One day I was called to Kensington, California, where Sixteenth Karmapa was giving audience at the home of Lama Kunga Rinpoche. Those of you who were there that day may recall I arrived in haste, casually dressed.
The grand dakini named Shirabin was also there that day, waiting for me with another Rinpoche's golden robe. "Wear it!" she commanded. "Rinpoche said so!" So, I stood there like a perspiring penguin in a too-big robe, bantering with acquaintances. "Don't get a spot on that robe," scolded Shirabin. "He says he needs it right back to wear himself."
I wrote about this years ago, in a work originally titled Licensed to Laugh: Licensed to Cry, later excerpted, and re-titled "In California, They Sue:"
Many years ago, I went to visit the XVIth Karmapa. My friends all argued that I should show proper respect, and dress up for the occasion in a gold brocade robe.
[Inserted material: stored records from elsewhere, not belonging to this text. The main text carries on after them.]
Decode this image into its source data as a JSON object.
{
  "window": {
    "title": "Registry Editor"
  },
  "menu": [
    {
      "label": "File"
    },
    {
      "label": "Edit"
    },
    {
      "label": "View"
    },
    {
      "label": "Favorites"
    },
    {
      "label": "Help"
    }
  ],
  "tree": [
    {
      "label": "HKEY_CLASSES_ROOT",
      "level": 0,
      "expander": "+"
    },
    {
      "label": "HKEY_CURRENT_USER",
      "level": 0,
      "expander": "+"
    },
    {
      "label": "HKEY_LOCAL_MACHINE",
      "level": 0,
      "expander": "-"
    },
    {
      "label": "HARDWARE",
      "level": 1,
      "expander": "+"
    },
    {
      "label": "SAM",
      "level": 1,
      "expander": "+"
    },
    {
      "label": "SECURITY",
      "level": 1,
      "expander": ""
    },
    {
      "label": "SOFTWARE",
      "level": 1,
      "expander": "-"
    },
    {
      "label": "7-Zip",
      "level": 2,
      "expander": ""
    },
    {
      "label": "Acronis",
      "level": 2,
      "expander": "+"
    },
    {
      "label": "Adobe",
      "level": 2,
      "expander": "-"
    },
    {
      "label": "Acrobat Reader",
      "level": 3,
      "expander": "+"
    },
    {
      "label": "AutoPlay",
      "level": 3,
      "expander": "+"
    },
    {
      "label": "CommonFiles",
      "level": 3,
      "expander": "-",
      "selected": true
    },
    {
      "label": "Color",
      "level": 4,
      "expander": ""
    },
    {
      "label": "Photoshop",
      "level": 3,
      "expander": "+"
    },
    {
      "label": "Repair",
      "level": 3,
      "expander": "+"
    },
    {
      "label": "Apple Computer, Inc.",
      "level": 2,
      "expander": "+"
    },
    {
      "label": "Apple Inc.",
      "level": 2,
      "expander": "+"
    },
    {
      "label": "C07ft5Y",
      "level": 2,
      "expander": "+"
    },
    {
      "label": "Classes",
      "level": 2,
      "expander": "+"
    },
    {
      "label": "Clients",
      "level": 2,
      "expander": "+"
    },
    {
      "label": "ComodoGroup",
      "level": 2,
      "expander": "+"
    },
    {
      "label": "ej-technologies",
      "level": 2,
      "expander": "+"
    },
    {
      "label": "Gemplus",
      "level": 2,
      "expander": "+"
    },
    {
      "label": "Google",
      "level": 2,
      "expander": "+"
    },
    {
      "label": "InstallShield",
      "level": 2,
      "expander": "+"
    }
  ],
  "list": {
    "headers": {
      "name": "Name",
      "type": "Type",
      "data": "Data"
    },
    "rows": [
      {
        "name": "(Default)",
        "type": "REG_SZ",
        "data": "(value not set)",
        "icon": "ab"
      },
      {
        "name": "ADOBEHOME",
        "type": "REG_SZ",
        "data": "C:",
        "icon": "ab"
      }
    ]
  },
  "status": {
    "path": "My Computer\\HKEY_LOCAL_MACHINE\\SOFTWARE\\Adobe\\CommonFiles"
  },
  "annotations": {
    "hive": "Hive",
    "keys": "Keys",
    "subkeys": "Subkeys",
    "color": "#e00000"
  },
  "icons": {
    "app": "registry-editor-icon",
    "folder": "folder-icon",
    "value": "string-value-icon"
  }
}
Therefore, I dressed up for the occasion although I felt a little silly. My reasoning was, it should not be necessary to visit the Karmapa as this or that, because the Karmapa is a come-as-you-are proposition.
Anyway, once I got there, somebody else said I should give him something. I did not have anything to give him because I thought he did not need anything. People insisted, so I scrambled around and I found a feather. I knew he liked birds, so when I came to see him, I gave him a feather.
The Karmapa accepted the feather, and lightly traced a line on my forehead with the tip. He did not say anything to me on this occasion and I did not say anything to him. That was the whole of the exchange.
We all left this venue and traveled to another venue where he was to give a lecture. On the way there, I was involved in an automobile accident, and I received a hairline fracture of the forehead that duplicated the line the Karmapa had traced.
So, should I tell people that the Karmapa once beat me up with a feather and fractured my head?
Such are the ways of this magical world. What mists, dreams, and illusions. What a gear-hopping motion picture.
Don't worry. It is all good.
I was young then, and in a daze. It could be that years passed. It could have been a flash. Suddenly, I was old.
I had a dream one night when I was old. So very special, I awoke and immediately memorialized it as "Dream of the Golden Feather," originally published for my birthday:
In the wee, small hours of today -- which is already my birthday in some parts of the world -- I had a lucid dream. The details are numerous, but the essential point was two magnificent dakinis of old came and made offering gestures with their hands. They wished me to touch their hands, as is done in empowerments, so I did so. They thereupon presented me with a magnificent golden feather. This feather seemed to come from the forehead of one of them.
Under ordinary circumstances, I would never mention such a thing, but since it would seem these are not ordinary circumstances, I wanted to make this record.
"When a single feather and a thousand worlds
Are equally this Space,
Who can say which contains which?
Who can find limits
To life's richness? "
Tarthang Rinpoche wrote that.
I yawned, went outside, and put up a prayer flag to the Medicine Buddha. Not an hour passed before I experienced a blow to the forehead that called for emergency evacuation.
Seemingly, I have a connection with the Karmapas that is powerfully and immediately beneficial, and has on numerous occasions contributed to my escape from serious injury. Above are not the only occasions I could speak of; there are others of a deeply personal nature. I do not know whether I should speak of them or not, so I let the doubt imply its own answer. Let others speak of these things what they will.
Leave it to say, he has come into my dreams, and into my visions: always when I need him the most. Does it surprise you to see the word, "need?" Please, study your own devotion. Make up your own definitions of "need." Every time I have ever called upon him, he has come in force. This occurs over a period of decades. There are numerous contemporary instances.
Time flies faster than eagles who drop the feathers we have found. Mistakes are made and tears do fall. The time flew away, high into the sky, and it stalled there in joy like a raven on the strong April winds.
Sunlight streamed through the mountains as I went to meet, for the first time in this life, the Seventeenth Karmapa. Down into the valley of flowers and fruit trees, I did swirl to see the one I have been addressing in my mind for centuries.
My robe this time showed no care, it was worn, and dirty: as undeserved as the golden robe wore by a self-conscious boy not yet twenty years of age, those years past in Kensington. This time, I had small gifts for him, but my hands shook so much from the unaccustomed exertion, I asked him to help me.
So, that is when we looked into one another's eyes again. I forgot how to do prostrations. I fell to the ground, dead stunned, because it was the unmistaken reincarnation of the Sixteenth Karmapa looking back at me.
So, then --
If you held someone, even a long time ago... if you really held them with your heart, even it was only a moment, you could hold them after a thousand years in the dark and still know who you were holding.
May all of you come to know what it means to be picked up by eternal eyes.
Feathers fall around you, and show you the way.
--with great faith, for the benefit of others--